[What this task involves]
A complete, word-for-word restatement of the entries is needed.

[Provided records]
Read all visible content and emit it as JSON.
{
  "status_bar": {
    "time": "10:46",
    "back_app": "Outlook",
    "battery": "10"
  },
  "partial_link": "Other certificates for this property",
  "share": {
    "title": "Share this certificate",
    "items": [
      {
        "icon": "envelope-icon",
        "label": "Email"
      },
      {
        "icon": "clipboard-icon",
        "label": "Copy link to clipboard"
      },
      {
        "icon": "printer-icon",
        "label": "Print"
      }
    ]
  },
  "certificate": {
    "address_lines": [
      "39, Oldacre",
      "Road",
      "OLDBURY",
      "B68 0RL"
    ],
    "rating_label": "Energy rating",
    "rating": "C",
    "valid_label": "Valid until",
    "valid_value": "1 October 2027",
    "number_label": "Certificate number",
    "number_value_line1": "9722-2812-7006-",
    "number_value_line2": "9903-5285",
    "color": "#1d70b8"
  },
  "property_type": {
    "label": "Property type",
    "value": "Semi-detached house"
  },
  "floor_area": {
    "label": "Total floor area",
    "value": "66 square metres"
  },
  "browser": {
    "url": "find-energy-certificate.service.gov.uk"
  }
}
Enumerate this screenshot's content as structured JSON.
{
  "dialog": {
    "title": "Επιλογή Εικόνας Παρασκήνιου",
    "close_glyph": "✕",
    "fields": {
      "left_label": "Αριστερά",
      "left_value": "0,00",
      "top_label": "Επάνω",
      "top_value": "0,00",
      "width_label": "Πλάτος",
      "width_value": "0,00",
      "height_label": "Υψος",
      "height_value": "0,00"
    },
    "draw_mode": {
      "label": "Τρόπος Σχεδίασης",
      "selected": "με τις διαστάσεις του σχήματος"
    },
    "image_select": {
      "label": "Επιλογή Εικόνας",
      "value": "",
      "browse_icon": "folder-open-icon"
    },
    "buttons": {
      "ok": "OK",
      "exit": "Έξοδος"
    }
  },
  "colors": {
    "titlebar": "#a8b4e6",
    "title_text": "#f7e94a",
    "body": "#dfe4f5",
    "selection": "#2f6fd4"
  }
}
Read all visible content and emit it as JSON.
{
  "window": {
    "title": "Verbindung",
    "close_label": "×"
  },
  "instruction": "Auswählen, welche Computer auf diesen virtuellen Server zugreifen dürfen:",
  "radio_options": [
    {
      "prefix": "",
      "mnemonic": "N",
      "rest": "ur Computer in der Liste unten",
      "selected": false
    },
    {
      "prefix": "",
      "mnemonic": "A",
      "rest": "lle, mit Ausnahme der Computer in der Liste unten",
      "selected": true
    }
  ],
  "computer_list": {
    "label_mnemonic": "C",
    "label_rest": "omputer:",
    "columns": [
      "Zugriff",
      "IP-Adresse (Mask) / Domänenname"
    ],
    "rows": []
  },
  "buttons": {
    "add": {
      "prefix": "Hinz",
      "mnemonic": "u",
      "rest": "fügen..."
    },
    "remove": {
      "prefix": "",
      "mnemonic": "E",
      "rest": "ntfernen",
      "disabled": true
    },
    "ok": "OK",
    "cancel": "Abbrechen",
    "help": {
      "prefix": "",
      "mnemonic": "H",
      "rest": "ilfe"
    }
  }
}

[Solution to the problem]
Read all visible content and emit it as JSON.
{
  "status_bar": {
    "time": "10:46",
    "back_app": "Outlook",
    "battery": "10"
  },
  "partial_link": "Other certificates for this property",
  "share": {
    "title": "Share this certificate",
    "items": [
      {
        "icon": "envelope-icon",
        "label": "Email"
      },
      {
        "icon": "clipboard-icon",
        "label": "Copy link to clipboard"
      },
      {
        "icon": "printer-icon",
        "label": "Print"
      }
    ]
  },
  "certificate": {
    "address_lines": [
      "39, Oldacre",
      "Road",
      "OLDBURY",
      "B68 0RL"
    ],
    "rating_label": "Energy rating",
    "rating": "C",
    "valid_label": "Valid until",
    "valid_value": "1 October 2027",
    "number_label": "Certificate number",
    "number_value_line1": "9722-2812-7006-",
    "number_value_line2": "9903-5285",
    "color": "#1d70b8"
  },
  "property_type": {
    "label": "Property type",
    "value": "Semi-detached house"
  },
  "floor_area": {
    "label": "Total floor area",
    "value": "66 square metres"
  },
  "browser": {
    "url": "find-energy-certificate.service.gov.uk"
  }
}
Enumerate this screenshot's content as structured JSON.
{
  "dialog": {
    "title": "Επιλογή Εικόνας Παρασκήνιου",
    "close_glyph": "✕",
    "fields": {
      "left_label": "Αριστερά",
      "left_value": "0,00",
      "top_label": "Επάνω",
      "top_value": "0,00",
      "width_label": "Πλάτος",
      "width_value": "0,00",
      "height_label": "Υψος",
      "height_value": "0,00"
    },
    "draw_mode": {
      "label": "Τρόπος Σχεδίασης",
      "selected": "με τις διαστάσεις του σχήματος"
    },
    "image_select": {
      "label": "Επιλογή Εικόνας",
      "value": "",
      "browse_icon": "folder-open-icon"
    },
    "buttons": {
      "ok": "OK",
      "exit": "Έξοδος"
    }
  },
  "colors": {
    "titlebar": "#a8b4e6",
    "title_text": "#f7e94a",
    "body": "#dfe4f5",
    "selection": "#2f6fd4"
  }
}
Read all visible content and emit it as JSON.
{
  "window": {
    "title": "Verbindung",
    "close_label": "×"
  },
  "instruction": "Auswählen, welche Computer auf diesen virtuellen Server zugreifen dürfen:",
  "radio_options": [
    {
      "prefix": "",
      "mnemonic": "N",
      "rest": "ur Computer in der Liste unten",
      "selected": false
    },
    {
      "prefix": "",
      "mnemonic": "A",
      "rest": "lle, mit Ausnahme der Computer in der Liste unten",
      "selected": true
    }
  ],
  "computer_list": {
    "label_mnemonic": "C",
    "label_rest": "omputer:",
    "columns": [
      "Zugriff",
      "IP-Adresse (Mask) / Domänenname"
    ],
    "rows": []
  },
  "buttons": {
    "add": {
      "prefix": "Hinz",
      "mnemonic": "u",
      "rest": "fügen..."
    },
    "remove": {
      "prefix": "",
      "mnemonic": "E",
      "rest": "ntfernen",
      "disabled": true
    },
    "ok": "OK",
    "cancel": "Abbrechen",
    "help": {
      "prefix": "",
      "mnemonic": "H",
      "rest": "ilfe"
    }
  }
}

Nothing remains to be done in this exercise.